- [GIVEN RECORDS]:

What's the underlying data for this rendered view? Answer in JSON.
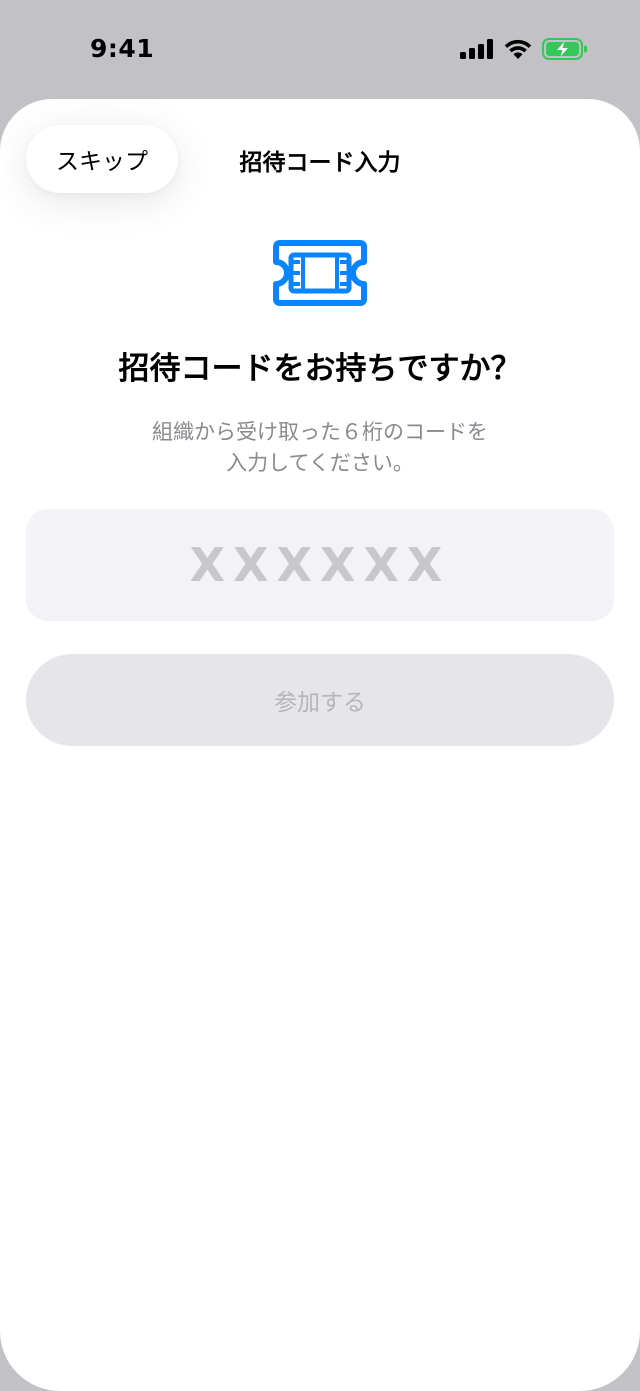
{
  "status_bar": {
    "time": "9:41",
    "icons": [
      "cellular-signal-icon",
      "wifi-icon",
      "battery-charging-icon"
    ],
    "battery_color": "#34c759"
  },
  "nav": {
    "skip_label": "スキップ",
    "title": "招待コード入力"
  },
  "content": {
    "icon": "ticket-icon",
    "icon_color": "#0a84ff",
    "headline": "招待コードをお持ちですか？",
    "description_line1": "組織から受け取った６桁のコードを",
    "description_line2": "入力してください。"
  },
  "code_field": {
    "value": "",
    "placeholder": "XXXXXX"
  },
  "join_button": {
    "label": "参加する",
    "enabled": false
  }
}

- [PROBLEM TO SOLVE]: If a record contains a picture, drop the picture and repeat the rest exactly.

- [SOLUTION BELOW]:
What's the underlying data for this rendered view? Answer in JSON.
{
  "status_bar": {
    "time": "9:41",
    "icons": [
      "cellular-signal-icon",
      "wifi-icon",
      "battery-charging-icon"
    ],
    "battery_color": "#34c759"
  },
  "nav": {
    "skip_label": "スキップ",
    "title": "招待コード入力"
  },
  "content": {
    "icon": "ticket-icon",
    "icon_color": "#0a84ff",
    "headline": "招待コードをお持ちですか？",
    "description_line1": "組織から受け取った６桁のコードを",
    "description_line2": "入力してください。"
  },
  "code_field": {
    "value": "",
    "placeholder": "XXXXXX"
  },
  "join_button": {
    "label": "参加する",
    "enabled": false
  }
}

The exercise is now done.